The Cheltenham Festival may be over seven months away but trainer Colin Bowe is already dreaming of big-race glory for Little King Robin.
The ultra-consistent six-year-old is under consideration for the Mares' Hurdle at the Festival next March after she made all of the running to claim the opener at Bellewstown.
Sent off a 5-2 chance for the Good Enuf To Eat Catering Mares' Hurdle, Mark Walsh's partner had to be ridden after the second-last flight but kept on gamely to score by two and three-quarters of a length from Ballychorus.
Little King Robin has now finished no worse than third on her last nine starts, winning four races in the process.
The hardy mare is now set for a well-deserved breather before she moves back through the gears in the winter.
Co Wexford-based Bowe said: "She's as tough as boots. We'll give her a break now and she'll probably come back in December or January.
"She's ground dependent so wouldn't run much over the winter.
"The mares' race at Cheltenham is the long-term plan."
Simplicity proved the winning formula for Draco, who readily justified 1-3 favouritism in the Awards And Gifts Maiden Hurdle.
Aidan O'Brien's five-year-old chestnut had enjoyed a solid spell in bumpers before thoughts turned to a hurdling campaign at the Galway Festival.

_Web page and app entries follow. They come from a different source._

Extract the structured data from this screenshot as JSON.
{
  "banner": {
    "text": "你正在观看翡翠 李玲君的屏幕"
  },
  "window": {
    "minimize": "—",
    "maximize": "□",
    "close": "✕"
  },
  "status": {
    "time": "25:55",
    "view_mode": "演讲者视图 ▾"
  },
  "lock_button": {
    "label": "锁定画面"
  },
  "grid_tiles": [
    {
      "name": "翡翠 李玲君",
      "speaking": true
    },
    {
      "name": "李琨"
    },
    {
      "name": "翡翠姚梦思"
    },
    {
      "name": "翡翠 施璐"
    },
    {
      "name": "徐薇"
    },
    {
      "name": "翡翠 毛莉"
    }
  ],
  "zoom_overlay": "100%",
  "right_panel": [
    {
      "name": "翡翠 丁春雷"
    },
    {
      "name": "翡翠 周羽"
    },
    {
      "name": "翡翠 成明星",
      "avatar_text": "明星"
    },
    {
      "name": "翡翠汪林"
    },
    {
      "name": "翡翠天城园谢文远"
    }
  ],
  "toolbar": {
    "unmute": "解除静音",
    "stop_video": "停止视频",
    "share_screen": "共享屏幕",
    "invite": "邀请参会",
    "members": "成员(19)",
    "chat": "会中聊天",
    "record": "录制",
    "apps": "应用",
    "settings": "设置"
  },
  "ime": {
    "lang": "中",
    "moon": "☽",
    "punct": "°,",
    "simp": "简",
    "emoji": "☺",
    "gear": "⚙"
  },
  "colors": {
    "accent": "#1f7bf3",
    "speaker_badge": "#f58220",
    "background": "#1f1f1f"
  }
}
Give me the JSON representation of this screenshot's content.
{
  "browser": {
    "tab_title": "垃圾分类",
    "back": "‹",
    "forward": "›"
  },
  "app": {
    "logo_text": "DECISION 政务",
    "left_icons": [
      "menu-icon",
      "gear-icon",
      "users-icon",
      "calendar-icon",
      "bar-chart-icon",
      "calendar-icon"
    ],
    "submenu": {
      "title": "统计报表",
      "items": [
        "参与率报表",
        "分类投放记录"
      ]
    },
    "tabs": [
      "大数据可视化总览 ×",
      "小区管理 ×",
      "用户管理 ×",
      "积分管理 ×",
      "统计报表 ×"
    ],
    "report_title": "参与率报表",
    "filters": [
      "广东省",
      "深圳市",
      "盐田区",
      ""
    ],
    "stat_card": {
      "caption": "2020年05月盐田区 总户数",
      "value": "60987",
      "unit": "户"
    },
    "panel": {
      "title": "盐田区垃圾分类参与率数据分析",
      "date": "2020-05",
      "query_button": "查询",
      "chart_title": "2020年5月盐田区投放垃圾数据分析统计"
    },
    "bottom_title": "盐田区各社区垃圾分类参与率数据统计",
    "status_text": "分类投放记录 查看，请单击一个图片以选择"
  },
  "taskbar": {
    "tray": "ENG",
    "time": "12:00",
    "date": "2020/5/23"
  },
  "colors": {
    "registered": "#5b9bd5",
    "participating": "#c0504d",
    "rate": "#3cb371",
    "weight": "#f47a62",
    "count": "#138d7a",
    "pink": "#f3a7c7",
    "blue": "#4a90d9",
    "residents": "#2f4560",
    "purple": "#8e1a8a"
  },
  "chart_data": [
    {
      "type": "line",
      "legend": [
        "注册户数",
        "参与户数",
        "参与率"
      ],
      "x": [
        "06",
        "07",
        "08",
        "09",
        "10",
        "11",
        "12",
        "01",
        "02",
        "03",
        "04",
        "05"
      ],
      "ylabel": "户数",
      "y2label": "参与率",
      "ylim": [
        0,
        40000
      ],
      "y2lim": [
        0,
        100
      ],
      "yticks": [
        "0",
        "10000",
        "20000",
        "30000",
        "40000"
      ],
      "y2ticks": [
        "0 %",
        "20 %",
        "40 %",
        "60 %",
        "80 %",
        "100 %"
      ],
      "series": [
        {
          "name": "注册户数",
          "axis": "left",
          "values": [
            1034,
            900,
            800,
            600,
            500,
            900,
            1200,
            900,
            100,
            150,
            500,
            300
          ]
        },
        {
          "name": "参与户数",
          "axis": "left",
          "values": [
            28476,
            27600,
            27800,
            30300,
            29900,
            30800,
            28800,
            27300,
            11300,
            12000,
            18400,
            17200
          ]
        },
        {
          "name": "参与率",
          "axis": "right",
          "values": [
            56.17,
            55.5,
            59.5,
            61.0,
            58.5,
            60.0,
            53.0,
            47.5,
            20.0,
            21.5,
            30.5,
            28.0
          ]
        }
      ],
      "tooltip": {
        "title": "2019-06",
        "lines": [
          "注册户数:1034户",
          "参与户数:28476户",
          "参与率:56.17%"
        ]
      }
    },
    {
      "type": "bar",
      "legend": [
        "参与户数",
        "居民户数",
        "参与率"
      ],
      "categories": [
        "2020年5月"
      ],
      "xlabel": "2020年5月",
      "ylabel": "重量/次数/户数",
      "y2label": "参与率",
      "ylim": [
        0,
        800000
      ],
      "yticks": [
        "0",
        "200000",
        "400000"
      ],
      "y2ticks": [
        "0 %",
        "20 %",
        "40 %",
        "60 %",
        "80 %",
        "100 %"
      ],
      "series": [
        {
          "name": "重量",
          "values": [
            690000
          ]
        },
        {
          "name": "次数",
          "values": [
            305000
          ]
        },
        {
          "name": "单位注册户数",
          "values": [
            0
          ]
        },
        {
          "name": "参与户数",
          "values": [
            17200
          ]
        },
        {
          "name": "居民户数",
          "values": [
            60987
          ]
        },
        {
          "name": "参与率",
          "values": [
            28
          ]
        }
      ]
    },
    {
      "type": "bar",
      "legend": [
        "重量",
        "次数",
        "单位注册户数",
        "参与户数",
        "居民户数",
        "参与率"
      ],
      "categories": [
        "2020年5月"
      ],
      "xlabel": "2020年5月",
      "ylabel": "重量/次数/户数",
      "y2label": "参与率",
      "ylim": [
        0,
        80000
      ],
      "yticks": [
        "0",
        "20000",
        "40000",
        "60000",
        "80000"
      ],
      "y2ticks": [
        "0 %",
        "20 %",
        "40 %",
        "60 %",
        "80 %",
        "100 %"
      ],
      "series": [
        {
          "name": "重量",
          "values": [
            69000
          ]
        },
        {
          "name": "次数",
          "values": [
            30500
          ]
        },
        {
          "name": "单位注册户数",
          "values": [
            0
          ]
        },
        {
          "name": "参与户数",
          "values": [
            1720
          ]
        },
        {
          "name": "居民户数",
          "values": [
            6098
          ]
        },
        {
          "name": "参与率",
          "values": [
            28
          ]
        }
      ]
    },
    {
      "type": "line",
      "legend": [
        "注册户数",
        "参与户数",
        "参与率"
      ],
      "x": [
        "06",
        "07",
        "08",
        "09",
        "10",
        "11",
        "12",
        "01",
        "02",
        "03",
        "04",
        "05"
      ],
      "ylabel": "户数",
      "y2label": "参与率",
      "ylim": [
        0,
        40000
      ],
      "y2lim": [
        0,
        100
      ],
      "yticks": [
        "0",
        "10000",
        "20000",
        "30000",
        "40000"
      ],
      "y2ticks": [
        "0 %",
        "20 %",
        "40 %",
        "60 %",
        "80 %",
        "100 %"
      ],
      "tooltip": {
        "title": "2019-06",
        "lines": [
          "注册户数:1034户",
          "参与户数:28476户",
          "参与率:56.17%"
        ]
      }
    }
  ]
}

The JP McManus-owned gelding did not disappoint, when a promising second at the Ballybrit circiut, but stepped up his game another notch in the two-mile-one-furlong heat.
Robbie Power's mount was quickly away and jumped relatively smoothly en route to a six-length defeat of Mind The Pennies.
"He settled better today and jumped away," said Frank Berry, racing manager for McManus.
"You couldn't ask for any better - he kept it simple."
Gordon Elliott will embark upon yet another English raid with one of his horses after Luddsdenene impressed in the Lougher Stables Handicap Hurdle.
The 10-1 chance readily outmuscled runner-up Res Ipsa Loquitur passing the final flight and drew four lengths clear under Davy Russell.
Elliott said: "He disappointed on his last few runs so I'm glad for Tom (Howley, owner).
"We'll now look for a small selling hurdle in England."
One of the tightest finishes of the night came in the PBA At Bellewstown Mullacurry Cup Handicap, which was dramatically claimed by Cassells Rock.
Curragh Golan looked to have cut loose for Paul Townend, but excellent 5lb claimer Shane Shortall had other ideas.
Cassells Rock, the Tony Martin-trained 5-2 favourite, was cajoled for one final thrust in the two-and-a-half-mile feature to seize the day by the shortest of heads.
Martin said: "We got him out of France last year and he had a few teething problems.
"He wants that summer ground."